In Natalie’s case, we know her condition improves within 24 hours. But her medical history puts her in a higher risk category, so her doctor might prescribe a different biosensor* to wear at home, which keeps her primary care team updated on her progress.
This is important not only for Natalie, who gets to recover back in her own house (which we know patients usually prefer) but also for the hospital, which can focus on caring for more critically ill patients. It would also give her the peace of mind of knowing that she’s being monitored from afar – especially when new symptoms arise.
At Philips, connected care is something we’ve been working towards for years. It requires integrated systems and strong partnerships that support seamless data flows and analytics between care providers and across settings. Over the past six months, the pandemic has accelerated the need among our customers and their patients and caregivers more than ever before. It means that the scenario above isn’t a vision of the future: it’s possible today. But it’s not just health systems that need to be able to pivot and adapt fast; we in health tech still have a lot of work to do to transform ourselves as well so we can be there for our customers when it matters most. I look forward to seeing how we apply the lessons from the pandemic to improve healthcare over the coming months and years.
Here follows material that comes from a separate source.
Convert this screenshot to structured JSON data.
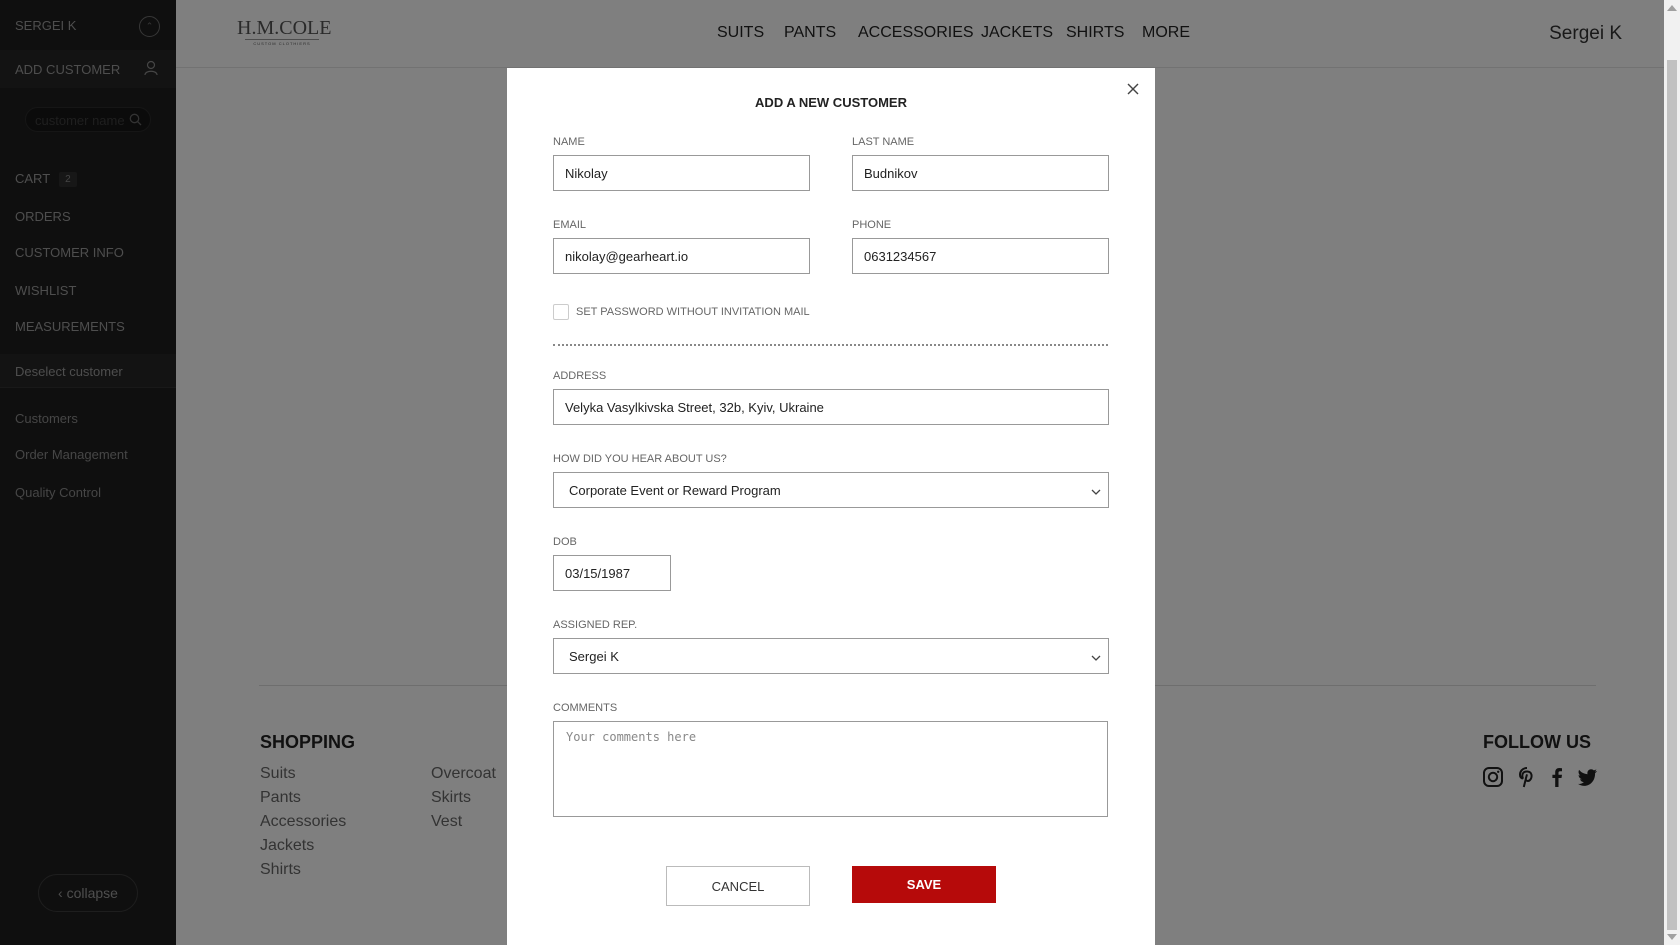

For now, I wish Natalie all the best, along with anyone who has been personally affected by the virus. My thoughts are with you. And to the amazing doctors and nurses who care for us all: thank you.
* This is not the same as the wearable biosensor designed for use within hospitals.
Roy Jakobs is Executive Vice President and Chief Business Leader for the Connected Care businesses of Royal Philips, effective January 28, 2020. He is also a member of the Executive Committee of Royal Philips. Connected Care comprises the Connected Care Informatics, Monitoring & Analytics, Population Health Management, Sleep & Respiratory Care and Therapeutic Care businesses. Prior to this, Roy led Philips’ Personal Health businesses.